to rebuild the proper structure this way. With weakened structure the trailer will
flex and continue to leak, further weakening the trailer as it goes down the road.
In this case it was so bad that once we pulled the skin the entire back of the trailer
literally fell off. The owners mentioned the bed felt unstable... they had no idea
how unstable it was!
This era trailer had particle board decking, bad news. The water had turned it to
mulch under the linoleum. Down all the way to the frame we go!
Once the decking was replaced with all new exterior grade plywood we laid down a
new floor. The unusual pattern will result in a white floor with a yellow border
around the cabinets, a design the owner wanted.
Usually we salvage as much of the structural framing as possible, but in this case
it was so far gone all we used the old walls for was a pattern, and completely rebuilt
the walls with new framing lumber and new oak paneling.
We did salvage as much of the original cabinetry as possible but still built a new
galley as the old one was falling apart. The owner picked out a new light colored
laminate for the countertop and backsplash.
With the cabin done we rewired the entire trailer and insulated it before installing
the new skin. By this time we had also cut off the old bent back bumper, welded
on a new one, painted the bumper and tongue and undercoated the entire underside.
Here it is... a virtually brand new 1972 Roadrunner trailer, ready for another 50
years of camping fun. A Roadrunner trademark is the polished quilting next to the
front window and the arrow design on the side.
The interior features blue appliances and new blue & white vinyl upholstery to match

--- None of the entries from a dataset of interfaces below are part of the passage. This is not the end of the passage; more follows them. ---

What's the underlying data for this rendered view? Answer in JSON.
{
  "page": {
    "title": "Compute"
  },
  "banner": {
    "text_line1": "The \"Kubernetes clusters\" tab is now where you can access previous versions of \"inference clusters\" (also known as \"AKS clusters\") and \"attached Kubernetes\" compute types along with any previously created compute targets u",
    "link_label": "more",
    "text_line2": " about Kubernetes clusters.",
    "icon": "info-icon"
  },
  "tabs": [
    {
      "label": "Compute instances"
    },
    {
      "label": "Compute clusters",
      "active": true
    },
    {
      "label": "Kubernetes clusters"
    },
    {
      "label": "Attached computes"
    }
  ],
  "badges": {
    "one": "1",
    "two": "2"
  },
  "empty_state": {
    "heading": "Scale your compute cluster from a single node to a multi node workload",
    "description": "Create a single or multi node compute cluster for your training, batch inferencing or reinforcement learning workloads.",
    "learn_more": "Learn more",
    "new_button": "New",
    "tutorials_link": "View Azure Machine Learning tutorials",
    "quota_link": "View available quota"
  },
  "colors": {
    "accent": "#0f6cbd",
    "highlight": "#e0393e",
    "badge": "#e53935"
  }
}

the white, blue and yellow exterior colors. A total rebuild, but still less than
a brand new pop-up trailer!